• Action item
Each record should be written out exactly as it stands.

● ● ● ● ●

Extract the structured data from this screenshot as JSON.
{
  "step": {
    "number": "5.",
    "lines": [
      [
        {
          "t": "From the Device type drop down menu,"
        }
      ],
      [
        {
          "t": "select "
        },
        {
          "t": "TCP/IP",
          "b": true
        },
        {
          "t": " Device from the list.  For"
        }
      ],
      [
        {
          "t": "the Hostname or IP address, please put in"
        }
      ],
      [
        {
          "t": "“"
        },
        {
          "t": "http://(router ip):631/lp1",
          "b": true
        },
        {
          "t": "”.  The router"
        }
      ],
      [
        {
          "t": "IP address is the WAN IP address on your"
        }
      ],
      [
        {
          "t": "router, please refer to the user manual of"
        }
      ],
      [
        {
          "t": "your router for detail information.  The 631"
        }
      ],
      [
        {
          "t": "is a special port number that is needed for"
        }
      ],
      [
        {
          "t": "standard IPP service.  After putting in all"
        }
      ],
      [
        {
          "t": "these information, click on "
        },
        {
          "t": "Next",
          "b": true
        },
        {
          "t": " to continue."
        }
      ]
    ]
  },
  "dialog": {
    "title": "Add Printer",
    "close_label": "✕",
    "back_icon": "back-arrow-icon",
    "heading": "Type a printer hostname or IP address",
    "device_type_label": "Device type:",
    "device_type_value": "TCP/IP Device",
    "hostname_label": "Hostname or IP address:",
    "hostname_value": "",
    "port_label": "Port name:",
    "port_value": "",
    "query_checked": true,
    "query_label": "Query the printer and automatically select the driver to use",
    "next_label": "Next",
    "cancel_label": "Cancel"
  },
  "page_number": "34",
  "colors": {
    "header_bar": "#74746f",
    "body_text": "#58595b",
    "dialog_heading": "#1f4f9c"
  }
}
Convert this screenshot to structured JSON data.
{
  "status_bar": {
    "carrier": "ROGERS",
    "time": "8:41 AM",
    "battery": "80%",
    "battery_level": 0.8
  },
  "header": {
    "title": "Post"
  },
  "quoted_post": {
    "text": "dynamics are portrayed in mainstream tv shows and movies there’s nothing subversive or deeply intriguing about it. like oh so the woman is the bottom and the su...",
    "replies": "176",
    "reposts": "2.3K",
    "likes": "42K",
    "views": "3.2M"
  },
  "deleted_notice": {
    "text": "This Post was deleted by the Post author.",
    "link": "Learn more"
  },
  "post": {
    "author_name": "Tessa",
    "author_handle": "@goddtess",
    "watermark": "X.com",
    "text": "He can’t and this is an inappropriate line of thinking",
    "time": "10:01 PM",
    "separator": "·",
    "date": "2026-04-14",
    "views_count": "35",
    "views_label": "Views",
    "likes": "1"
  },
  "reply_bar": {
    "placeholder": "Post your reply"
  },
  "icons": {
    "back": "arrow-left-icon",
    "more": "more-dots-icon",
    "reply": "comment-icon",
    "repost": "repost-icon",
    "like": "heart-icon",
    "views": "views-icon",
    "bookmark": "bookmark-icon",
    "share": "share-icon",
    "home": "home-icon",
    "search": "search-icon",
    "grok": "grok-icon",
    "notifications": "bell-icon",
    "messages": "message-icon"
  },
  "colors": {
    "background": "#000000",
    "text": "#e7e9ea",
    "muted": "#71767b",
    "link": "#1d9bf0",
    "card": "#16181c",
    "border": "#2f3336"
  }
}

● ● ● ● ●

• Final answer
Extract the structured data from this screenshot as JSON.
{
  "step": {
    "number": "5.",
    "lines": [
      [
        {
          "t": "From the Device type drop down menu,"
        }
      ],
      [
        {
          "t": "select "
        },
        {
          "t": "TCP/IP",
          "b": true
        },
        {
          "t": " Device from the list.  For"
        }
      ],
      [
        {
          "t": "the Hostname or IP address, please put in"
        }
      ],
      [
        {
          "t": "“"
        },
        {
          "t": "http://(router ip):631/lp1",
          "b": true
        },
        {
          "t": "”.  The router"
        }
      ],
      [
        {
          "t": "IP address is the WAN IP address on your"
        }
      ],
      [
        {
          "t": "router, please refer to the user manual of"
        }
      ],
      [
        {
          "t": "your router for detail information.  The 631"
        }
      ],
      [
        {
          "t": "is a special port number that is needed for"
        }
      ],
      [
        {
          "t": "standard IPP service.  After putting in all"
        }
      ],
      [
        {
          "t": "these information, click on "
        },
        {
          "t": "Next",
          "b": true
        },
        {
          "t": " to continue."
        }
      ]
    ]
  },
  "dialog": {
    "title": "Add Printer",
    "close_label": "✕",
    "back_icon": "back-arrow-icon",
    "heading": "Type a printer hostname or IP address",
    "device_type_label": "Device type:",
    "device_type_value": "TCP/IP Device",
    "hostname_label": "Hostname or IP address:",
    "hostname_value": "",
    "port_label": "Port name:",
    "port_value": "",
    "query_checked": true,
    "query_label": "Query the printer and automatically select the driver to use",
    "next_label": "Next",
    "cancel_label": "Cancel"
  },
  "page_number": "34",
  "colors": {
    "header_bar": "#74746f",
    "body_text": "#58595b",
    "dialog_heading": "#1f4f9c"
  }
}
Convert this screenshot to structured JSON data.
{
  "status_bar": {
    "carrier": "ROGERS",
    "time": "8:41 AM",
    "battery": "80%",
    "battery_level": 0.8
  },
  "header": {
    "title": "Post"
  },
  "quoted_post": {
    "text": "dynamics are portrayed in mainstream tv shows and movies there’s nothing subversive or deeply intriguing about it. like oh so the woman is the bottom and the su...",
    "replies": "176",
    "reposts": "2.3K",
    "likes": "42K",
    "views": "3.2M"
  },
  "deleted_notice": {
    "text": "This Post was deleted by the Post author.",
    "link": "Learn more"
  },
  "post": {
    "author_name": "Tessa",
    "author_handle": "@goddtess",
    "watermark": "X.com",
    "text": "He can’t and this is an inappropriate line of thinking",
    "time": "10:01 PM",
    "separator": "·",
    "date": "2026-04-14",
    "views_count": "35",
    "views_label": "Views",
    "likes": "1"
  },
  "reply_bar": {
    "placeholder": "Post your reply"
  },
  "icons": {
    "back": "arrow-left-icon",
    "more": "more-dots-icon",
    "reply": "comment-icon",
    "repost": "repost-icon",
    "like": "heart-icon",
    "views": "views-icon",
    "bookmark": "bookmark-icon",
    "share": "share-icon",
    "home": "home-icon",
    "search": "search-icon",
    "grok": "grok-icon",
    "notifications": "bell-icon",
    "messages": "message-icon"
  },
  "colors": {
    "background": "#000000",
    "text": "#e7e9ea",
    "muted": "#71767b",
    "link": "#1d9bf0",
    "card": "#16181c",
    "border": "#2f3336"
  }
}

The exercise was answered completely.